Why I don’t tithe (in the traditional sense)
Tithe Definition from Dictionary.com:
titheâ€‚ â€‚[tahyth] noun, verb, tithed, tith·ing.
I like to spread the wealth
While at year-end when I do taxes, I see that I haven’t given close to 10% of our income (pre- or post-tax) to charity, I think we’re doing pretty darn good. And each year we give out more and more. But I don’t like to just give to one place. I like to give to my church, to animal shelters, to rebuilding efforts, and also to friends and family (discussed in a bit).
I have a friend who insists he is a good Christian because he tithes 10% of his income before spending on anything. Good for him. However, I also know about his financial situation outside of his charitable donations and I also know about his charitable WORK because he’s told me directly…
It’s not all about the money
This friend of mine thinks that he’s following “the law” and giving his money, so he’s saved (well, in addition to going to church and not swearing or drinking. That’s about it in his mind). But let’s focus on “the law”. It’s great to give up a good chunk of your pay to your church, or anywhere, but to me, giving away money is the easy part. I want to know WHAT ARE YOU DOING for your fellow man? I’m a leader in a charitable organization associated with our church, and in that capacity, just this year, I’ve spent over 100 hours of my time rebuilding a home for a needy woman, unloading and selling hundreds of Christmas trees for our church, running charity dinners and more. When a neighbor asked for help to disassemble a weight machine and deliver it to a local Hispanic shelter for their gym, I was right on board. I even stayed overtime to put it all back together, although I crushed my hands in the process.

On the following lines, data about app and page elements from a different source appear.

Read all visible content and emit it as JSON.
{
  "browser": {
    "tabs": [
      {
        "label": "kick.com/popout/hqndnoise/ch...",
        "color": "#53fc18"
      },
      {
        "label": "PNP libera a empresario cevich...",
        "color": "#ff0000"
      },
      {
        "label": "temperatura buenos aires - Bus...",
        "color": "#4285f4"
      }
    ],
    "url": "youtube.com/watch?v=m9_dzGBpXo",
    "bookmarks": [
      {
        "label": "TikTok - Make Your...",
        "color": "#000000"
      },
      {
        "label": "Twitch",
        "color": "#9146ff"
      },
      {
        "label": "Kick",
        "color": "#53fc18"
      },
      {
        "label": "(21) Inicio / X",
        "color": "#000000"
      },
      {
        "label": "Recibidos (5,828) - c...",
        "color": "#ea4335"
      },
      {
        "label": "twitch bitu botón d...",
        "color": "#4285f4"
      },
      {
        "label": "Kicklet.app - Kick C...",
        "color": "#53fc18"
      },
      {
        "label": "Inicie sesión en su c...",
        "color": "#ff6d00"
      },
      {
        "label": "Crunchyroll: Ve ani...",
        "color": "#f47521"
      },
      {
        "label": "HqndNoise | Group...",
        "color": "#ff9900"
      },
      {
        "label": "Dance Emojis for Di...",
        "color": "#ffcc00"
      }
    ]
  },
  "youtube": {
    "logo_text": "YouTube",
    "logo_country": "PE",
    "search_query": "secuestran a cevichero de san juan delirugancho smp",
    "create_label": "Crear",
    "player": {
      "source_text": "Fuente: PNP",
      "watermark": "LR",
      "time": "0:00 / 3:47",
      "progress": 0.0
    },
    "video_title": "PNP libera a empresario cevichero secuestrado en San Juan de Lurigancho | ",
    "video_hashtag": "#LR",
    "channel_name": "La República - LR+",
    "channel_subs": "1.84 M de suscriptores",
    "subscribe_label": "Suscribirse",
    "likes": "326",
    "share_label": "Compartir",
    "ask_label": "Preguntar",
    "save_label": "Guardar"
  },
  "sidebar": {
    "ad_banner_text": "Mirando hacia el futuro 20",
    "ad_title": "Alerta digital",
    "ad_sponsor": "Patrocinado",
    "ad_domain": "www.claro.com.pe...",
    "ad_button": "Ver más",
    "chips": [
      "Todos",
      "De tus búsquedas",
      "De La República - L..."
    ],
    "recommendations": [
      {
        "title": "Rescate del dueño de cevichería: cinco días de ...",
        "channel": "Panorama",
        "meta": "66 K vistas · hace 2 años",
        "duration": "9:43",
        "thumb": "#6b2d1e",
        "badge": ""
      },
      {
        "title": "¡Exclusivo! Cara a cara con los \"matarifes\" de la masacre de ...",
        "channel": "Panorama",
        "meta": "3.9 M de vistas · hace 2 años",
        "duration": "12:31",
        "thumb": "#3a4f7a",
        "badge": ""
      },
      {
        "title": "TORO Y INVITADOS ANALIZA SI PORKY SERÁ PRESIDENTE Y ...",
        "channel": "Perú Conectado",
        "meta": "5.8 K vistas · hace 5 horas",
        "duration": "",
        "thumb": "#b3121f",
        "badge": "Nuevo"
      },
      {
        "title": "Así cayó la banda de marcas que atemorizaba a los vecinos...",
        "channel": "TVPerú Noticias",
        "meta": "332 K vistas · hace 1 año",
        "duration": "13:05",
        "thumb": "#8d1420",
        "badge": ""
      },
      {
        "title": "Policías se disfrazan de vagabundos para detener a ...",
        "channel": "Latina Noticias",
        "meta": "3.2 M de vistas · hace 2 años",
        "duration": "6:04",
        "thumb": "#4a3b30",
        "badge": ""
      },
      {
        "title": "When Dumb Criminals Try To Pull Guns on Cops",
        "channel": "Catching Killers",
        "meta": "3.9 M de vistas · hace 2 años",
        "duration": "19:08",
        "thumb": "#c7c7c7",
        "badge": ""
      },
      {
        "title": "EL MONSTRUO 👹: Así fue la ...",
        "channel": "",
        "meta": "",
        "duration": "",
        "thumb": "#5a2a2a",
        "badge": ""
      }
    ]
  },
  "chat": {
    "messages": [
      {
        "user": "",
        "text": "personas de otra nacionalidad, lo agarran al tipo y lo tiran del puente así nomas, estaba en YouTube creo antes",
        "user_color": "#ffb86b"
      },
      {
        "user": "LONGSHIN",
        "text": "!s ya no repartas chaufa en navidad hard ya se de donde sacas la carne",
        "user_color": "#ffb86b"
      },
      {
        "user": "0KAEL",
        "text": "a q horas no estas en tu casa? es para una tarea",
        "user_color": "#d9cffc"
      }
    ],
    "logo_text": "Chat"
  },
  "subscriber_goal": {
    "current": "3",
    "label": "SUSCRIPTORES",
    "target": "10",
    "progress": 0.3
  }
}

While I don’t like leading, when someone asks or I see someone in need, I will jump in. Recently another neighbor’s church adopted a family. They were calling for toys for the kids, but what the family needed most was rent money. I contributed 25% of their large rent bill and got the fellow neighbors to kick in for the rest. The kids got toys for Christmas, but more importantly, the family didn’t get evicted (for at least one more month).
So my question is when it’s time for action, what do you do? Are you the type to just throw money at it and walk away or do you jump in and see how you can do more? It’s not just about money. Tithing is just one part of the equation, and in my opinion, a very small part. I think DOING makes much more of a difference.
And where do you think your money goes? Ok, put it in the collection basket or mail it in, but do you follow up to see how it’s being used? Do you see it’s going to help support a soup kitchen? If so, do you offer up your TIME to serve at that soup kitchen? Follow the money and you’ll find there has to be someone at the end volunteering their time and they always need more volunteers.
When it’s hurting you financially…
Let’s get back to my friend. I already cracked down on his lack of DOING (because he thinks the financial donation is enough), but I also mentioned I know more about his financial situation. Sure, 10% “goes to God”, but what about his other 90%? They make good money, have 2 kids and a nice house in a outer suburbs of the D.C. region. The problem has always been, though, that he loves spending. They are so jacked up in debt, they can barely breathe! Now, I’ll put this out there that if they weren’t the tithing type, they would still be swimming in debt, so if they wanted to help themselves, they would have to pair up stopping tithing and enforcing control and discipline to reduce their debt.
Why am I picking on them? They make almost as much as my wife and I combined, but he has no college degree and he’s 9 years older than me. He cares more about shopping for deals at work than working, even though he works for a university AND SHOULD BE GETTING HIS DEGREE! (his boss and boss’ boss are pushing him to do it now). He’s still paying the minimum on his one car (Acura) and they bought a shiny, new Acura MDX last year. And, of course, they’re paying the minimum on that. They’re not really saving up for their kids’ college education because he assumes he’ll stay at the university and get a cheap education for them…but we all know that might not work out. What if he loses his job, what if they want to go elsewhere, etc. Lastly, they keep refinancing their house to use the home equity to pay down their credit cards and then rack up more debt! (And it costs money to refinance too, remember?).
Dumb. Just dumb.
Contrast that now with my wife and I. We have no kids. Our house is half the size, but twice as costly, but we have 25% of it paid off already in just 7 years (I’d do more, but I’d rather invest than sink it into a stagnant housing market). We have no credit card debt. We have no card loan debt. We have no student loan debt or personal loan debts. Just one mortgage and that’s it.
Does that mean we should be giving even more than 10%? In my opinion, and to close the article, I think we’re doing just fine with the combination of money, gifts AND time we donate to various organizations and individuals around us. I always feel guilty that I should do more, but I live with that and work with it. I do more when I can and pull back when I feel overloaded. I don’t and won’t just throw money at a problem and walk away. I dig into it and find out how I can do more.
So, tithe if you want and/or feel obligated to, but don’t just toss the money in the collection plate and walk away. Spend your time too. Do, don’t just pay.